In the preferred example, Example 1, the final resin (mole basis) is about one-third acid, one-third glycol, one-third styrene-vinyl toluene.
In the epoxy prepolymer, Example 3, two of the linear prepolymer epoxy chains are cross linked at the epoxy sites. There are equivalents, but slower. Thus, the curing agent in the epoxy system may be di- or polyfunctional amine, acid or anhydride. Curing conditions and properties are determined by the choice of the curing agent. If the prepolymer contains hydroxyl sites (--OH) there may also be cross linking at those sites if an acid or anhydride is used. In the instance of an amine, for example, the cross link between two epoxy sites is ##STR2## and again it is believed the color change is due to the dye being exposed to the oxidation reduction potentials occuring during cross linking.
The superior dye is Oil Blue but diligent search may reveal others, even those giving a different color change, and this is perhaps also true of a pigment.
Practice of the invention, as already noted, is not limited to rock bolts since there are other mechanical parts which can be anchored in a similar fashion, even connectors, adapters, fittings and electronic components. Also, the components of the reacting resin system need not necessarily be blended by rupturing a cartridge. For example, these resin systems may be used in a pumpable process where metered mixing equipment is employed both to inject and mix the reactants. By using the dye, it can be determined if the supply of a necessary component is depleted, in which event the color change will not take place.

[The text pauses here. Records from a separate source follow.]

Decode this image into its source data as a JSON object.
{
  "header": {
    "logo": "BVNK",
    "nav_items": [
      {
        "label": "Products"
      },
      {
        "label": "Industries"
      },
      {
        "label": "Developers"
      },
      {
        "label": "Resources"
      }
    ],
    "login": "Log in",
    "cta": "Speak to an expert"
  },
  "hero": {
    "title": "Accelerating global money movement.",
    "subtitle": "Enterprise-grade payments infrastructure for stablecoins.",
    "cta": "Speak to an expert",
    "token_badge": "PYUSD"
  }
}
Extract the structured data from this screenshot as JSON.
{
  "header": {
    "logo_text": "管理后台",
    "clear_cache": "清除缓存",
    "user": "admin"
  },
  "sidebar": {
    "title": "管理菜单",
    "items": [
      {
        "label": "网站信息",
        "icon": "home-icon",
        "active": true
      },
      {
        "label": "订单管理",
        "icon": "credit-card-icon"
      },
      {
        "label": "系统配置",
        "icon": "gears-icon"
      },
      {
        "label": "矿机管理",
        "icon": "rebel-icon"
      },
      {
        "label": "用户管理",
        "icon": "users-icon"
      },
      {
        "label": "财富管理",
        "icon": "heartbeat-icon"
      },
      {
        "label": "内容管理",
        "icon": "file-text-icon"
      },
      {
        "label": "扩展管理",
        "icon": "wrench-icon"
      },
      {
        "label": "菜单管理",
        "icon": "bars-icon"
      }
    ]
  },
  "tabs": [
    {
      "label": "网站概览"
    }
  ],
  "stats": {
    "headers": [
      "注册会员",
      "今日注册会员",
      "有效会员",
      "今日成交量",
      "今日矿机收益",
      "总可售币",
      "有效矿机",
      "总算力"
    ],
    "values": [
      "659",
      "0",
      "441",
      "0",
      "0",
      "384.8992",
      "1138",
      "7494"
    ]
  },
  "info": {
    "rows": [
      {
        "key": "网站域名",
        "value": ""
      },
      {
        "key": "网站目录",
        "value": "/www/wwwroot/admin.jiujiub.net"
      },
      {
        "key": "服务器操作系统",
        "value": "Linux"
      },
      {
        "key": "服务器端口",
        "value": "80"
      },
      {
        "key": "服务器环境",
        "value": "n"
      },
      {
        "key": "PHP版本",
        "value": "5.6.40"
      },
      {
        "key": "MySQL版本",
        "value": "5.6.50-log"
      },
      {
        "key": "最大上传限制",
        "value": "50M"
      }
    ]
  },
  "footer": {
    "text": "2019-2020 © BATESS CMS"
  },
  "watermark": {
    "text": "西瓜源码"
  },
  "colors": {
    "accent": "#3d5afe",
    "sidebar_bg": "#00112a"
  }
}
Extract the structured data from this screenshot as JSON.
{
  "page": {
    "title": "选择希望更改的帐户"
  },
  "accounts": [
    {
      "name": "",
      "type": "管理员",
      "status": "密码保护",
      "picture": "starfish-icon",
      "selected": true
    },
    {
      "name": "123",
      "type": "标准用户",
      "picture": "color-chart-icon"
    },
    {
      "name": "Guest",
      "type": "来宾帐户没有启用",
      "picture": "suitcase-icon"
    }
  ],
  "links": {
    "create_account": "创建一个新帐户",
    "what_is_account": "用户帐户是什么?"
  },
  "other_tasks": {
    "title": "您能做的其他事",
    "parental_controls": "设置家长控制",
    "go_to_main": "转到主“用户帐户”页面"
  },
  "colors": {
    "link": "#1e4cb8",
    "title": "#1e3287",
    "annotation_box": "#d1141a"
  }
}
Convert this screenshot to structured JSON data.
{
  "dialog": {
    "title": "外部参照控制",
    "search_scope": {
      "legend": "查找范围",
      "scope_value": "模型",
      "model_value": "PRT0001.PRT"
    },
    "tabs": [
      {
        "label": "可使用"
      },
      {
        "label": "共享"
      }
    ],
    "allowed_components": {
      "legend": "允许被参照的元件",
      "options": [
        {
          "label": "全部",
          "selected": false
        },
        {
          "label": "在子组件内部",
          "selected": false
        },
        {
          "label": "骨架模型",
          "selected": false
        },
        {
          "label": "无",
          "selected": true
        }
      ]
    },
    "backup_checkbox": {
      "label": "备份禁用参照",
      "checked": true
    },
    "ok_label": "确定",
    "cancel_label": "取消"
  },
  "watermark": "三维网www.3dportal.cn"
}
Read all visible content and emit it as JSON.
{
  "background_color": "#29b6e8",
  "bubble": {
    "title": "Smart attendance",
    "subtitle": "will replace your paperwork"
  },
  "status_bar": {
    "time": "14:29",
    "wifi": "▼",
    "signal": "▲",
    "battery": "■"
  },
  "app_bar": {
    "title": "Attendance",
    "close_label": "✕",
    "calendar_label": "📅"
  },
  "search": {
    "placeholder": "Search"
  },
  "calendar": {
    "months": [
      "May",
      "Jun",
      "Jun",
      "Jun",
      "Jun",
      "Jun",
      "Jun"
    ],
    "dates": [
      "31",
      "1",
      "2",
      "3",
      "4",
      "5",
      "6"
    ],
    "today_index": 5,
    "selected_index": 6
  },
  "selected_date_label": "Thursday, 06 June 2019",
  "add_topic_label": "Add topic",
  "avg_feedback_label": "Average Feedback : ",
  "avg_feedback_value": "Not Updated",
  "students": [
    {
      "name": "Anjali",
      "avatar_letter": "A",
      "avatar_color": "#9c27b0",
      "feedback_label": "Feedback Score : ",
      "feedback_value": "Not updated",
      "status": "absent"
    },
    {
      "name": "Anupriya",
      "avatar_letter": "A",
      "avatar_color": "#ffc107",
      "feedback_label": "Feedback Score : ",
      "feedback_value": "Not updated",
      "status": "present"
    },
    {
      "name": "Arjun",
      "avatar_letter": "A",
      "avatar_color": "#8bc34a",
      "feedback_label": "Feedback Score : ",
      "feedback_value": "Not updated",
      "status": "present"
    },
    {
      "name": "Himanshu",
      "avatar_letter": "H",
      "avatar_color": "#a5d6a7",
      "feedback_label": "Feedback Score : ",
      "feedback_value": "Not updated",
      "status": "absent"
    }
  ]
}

Oil Blue is 1,4-di (isopropyl amino) anthraquonone also written as C26 H34 O2 N2.